  111. ^ "Thai train deal" Newsrail February 1986 page 52

Further reading[edit]

  • 125 Group (2019). Inter-City 125 Owners' Workshop Manual. Haynes. ISBN 978-1-78521-266-6.
  • 125 Group (2018). 125 The Enduring Icon. Amberley. ISBN 978-1-4456-7859-7.
  • Green, Chris (2013). The InterCity Story 1964–2012. OPC. ISBN 978-0-86093-652-7.
  • Jane's Information Group (1978). Jane's World Railways. Jane's Information Group.
  • Roza, Greg (2004). The Incredible Story of Trains. Rosen Publishing. ISBN 0-8239-6712-3.
  • Sievert, Terri (2002). The World's Fastest Trains. Ian Allan. ISBN 0-7368-1061-7.
  • Solomon, Brian (2003). Railway Masterpieces. Newton Abbot: David & Charles. ISBN 9780715317433. OCLC 52695896.
  • Vehicle Diagram Book No. 230 for Diesel Electric Multiple Unit Trains (including H.S.T.) (PDF). Barrowmore MRG. British Railways Board. September 1987. GH102-3, GH202-3, GJ201, GK101-2, GK202, GK401, GL101, GL402, GM401, GN401.
  • Kapolka, Chris (February–March 1982). "Have a banana!". Rail Enthusiast. EMAP National Publications. pp. 58–59. ISSN 0262-561X. OCLC 49957965.
  • Cooper, Basil (June 1982). "The ABC of the HST". Rail Enthusiast. EMAP National Publications. pp. 28–33. ISSN 0262-561X. OCLC 49957965.
  • Kelly, Peter (May 1983). "Keep the HSTs flying". Rail Enthusiast. EMAP National Publications. pp. 39–42. ISSN 0262-561X. OCLC 49957965.
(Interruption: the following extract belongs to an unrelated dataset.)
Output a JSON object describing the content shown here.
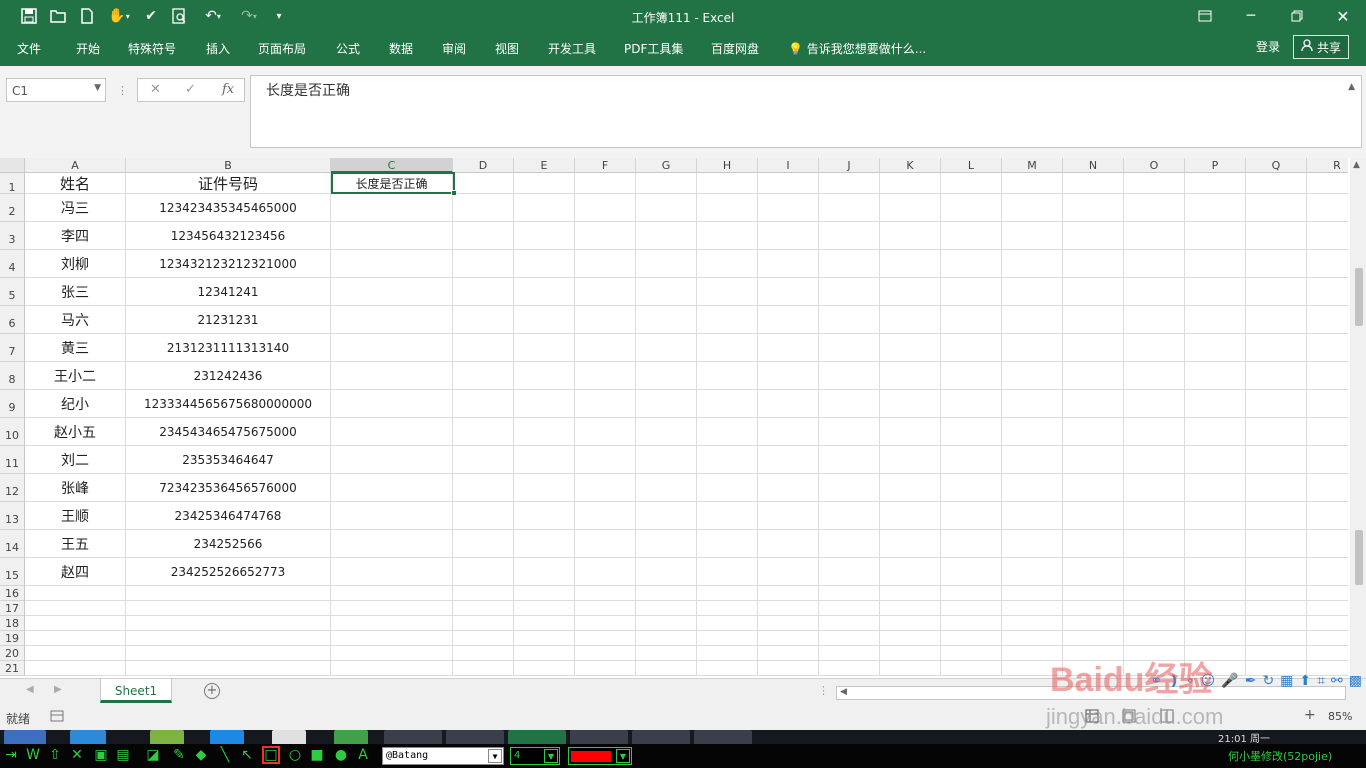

External links[edit]

  • World speed records
  • 125 Group
  • Brush Traction
  • Testing the prototype HST